** What the exercise asks **
Copy the result of filtering the entries below for lines that include the string "data".

------------------------------------------------------------

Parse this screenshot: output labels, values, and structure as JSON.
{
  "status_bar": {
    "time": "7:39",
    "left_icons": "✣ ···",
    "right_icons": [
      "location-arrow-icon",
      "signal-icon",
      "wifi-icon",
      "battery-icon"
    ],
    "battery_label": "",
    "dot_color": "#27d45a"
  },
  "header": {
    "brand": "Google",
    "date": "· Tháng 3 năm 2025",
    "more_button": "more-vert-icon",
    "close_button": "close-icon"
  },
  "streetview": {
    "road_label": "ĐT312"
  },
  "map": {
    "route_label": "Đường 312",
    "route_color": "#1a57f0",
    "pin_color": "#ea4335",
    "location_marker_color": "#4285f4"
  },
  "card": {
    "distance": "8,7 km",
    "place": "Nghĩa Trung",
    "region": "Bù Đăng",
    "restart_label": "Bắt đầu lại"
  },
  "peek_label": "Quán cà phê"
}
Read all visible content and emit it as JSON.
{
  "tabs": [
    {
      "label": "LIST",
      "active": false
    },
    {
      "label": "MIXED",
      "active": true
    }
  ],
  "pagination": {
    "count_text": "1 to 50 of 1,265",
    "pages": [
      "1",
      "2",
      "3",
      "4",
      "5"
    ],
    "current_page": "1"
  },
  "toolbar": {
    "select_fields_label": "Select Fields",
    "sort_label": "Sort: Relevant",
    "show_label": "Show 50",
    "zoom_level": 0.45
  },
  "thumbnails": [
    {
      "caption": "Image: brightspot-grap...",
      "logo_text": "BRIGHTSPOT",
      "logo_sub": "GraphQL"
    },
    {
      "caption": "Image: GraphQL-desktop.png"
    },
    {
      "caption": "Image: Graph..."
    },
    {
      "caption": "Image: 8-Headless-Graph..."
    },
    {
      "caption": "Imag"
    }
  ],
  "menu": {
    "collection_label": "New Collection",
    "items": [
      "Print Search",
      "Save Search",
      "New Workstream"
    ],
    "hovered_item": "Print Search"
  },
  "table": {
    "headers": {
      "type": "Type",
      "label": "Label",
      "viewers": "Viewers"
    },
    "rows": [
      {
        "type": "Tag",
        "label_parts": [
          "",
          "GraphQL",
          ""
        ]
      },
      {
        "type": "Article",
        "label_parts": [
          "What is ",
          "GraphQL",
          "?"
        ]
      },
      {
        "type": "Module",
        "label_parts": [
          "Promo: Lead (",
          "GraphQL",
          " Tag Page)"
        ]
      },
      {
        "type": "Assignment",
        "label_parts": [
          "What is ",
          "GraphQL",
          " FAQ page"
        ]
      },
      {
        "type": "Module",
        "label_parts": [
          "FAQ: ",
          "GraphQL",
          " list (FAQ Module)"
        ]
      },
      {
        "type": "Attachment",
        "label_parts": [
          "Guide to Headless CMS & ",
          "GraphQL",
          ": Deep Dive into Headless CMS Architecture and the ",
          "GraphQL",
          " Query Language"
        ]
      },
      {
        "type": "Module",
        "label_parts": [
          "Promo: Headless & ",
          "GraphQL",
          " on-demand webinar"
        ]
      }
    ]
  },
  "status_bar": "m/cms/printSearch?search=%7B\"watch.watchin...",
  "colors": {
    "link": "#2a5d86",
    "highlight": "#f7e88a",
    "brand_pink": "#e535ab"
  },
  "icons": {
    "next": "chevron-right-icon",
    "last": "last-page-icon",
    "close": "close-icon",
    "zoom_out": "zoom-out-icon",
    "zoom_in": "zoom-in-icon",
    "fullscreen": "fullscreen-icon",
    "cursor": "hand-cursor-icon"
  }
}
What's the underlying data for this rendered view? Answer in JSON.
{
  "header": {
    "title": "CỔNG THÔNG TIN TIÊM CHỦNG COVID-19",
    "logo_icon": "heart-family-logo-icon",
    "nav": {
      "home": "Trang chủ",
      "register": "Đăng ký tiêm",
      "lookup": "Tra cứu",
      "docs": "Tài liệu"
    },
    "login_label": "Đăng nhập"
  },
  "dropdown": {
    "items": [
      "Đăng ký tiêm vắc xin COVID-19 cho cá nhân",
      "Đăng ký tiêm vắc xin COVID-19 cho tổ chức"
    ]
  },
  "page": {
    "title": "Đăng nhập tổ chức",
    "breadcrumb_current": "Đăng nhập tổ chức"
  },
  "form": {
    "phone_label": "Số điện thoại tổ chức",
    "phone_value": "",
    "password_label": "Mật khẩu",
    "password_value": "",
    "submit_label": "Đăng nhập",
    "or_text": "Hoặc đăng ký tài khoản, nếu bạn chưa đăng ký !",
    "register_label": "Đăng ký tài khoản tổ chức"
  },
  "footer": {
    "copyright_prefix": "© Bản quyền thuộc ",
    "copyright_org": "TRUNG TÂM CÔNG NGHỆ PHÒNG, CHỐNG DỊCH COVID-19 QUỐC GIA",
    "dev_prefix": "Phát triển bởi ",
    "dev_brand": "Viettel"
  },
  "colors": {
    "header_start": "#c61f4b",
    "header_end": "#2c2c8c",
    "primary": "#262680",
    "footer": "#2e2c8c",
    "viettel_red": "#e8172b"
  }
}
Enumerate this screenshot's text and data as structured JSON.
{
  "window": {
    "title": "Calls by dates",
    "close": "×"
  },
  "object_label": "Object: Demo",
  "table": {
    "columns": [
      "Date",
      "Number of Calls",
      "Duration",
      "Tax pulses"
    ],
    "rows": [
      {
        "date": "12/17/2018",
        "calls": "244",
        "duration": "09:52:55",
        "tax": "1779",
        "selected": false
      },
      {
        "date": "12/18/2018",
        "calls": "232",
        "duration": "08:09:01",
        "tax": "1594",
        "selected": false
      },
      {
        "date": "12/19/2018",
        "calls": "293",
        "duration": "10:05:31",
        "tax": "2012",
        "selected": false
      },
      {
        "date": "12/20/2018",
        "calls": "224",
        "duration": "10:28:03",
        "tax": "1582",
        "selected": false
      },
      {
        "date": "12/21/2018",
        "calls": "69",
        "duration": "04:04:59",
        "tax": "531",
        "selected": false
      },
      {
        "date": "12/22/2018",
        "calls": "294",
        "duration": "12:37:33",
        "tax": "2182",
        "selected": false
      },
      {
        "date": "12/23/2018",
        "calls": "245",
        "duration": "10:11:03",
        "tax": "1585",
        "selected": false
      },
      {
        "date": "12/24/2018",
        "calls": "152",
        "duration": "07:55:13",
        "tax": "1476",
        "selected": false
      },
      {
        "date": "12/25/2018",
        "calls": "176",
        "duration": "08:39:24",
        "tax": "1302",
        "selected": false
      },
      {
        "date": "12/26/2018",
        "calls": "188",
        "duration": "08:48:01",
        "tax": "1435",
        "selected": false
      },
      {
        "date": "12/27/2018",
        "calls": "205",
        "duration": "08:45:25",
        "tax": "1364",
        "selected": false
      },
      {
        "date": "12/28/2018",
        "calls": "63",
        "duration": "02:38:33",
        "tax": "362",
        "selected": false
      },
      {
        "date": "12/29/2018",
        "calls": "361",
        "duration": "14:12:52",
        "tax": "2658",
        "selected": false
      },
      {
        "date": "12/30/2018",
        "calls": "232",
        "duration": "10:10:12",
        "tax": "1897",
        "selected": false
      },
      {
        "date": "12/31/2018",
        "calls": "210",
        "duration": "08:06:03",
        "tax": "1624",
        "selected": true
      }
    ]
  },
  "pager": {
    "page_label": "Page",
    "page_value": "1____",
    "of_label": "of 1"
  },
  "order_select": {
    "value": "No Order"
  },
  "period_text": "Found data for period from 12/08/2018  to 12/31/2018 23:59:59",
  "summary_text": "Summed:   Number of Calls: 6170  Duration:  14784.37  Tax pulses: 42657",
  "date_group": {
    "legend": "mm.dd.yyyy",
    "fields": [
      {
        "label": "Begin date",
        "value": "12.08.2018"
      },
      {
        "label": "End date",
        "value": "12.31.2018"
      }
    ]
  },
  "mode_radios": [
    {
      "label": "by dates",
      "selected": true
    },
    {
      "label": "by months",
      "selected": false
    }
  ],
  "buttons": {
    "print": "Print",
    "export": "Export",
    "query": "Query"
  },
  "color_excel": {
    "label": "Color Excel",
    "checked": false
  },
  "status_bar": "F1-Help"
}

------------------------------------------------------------

** Completed task **
What's the underlying data for this rendered view? Answer in JSON.
Enumerate this screenshot's text and data as structured JSON.
  "period_text": "Found data for period from 12/08/2018  to 12/31/2018 23:59:59",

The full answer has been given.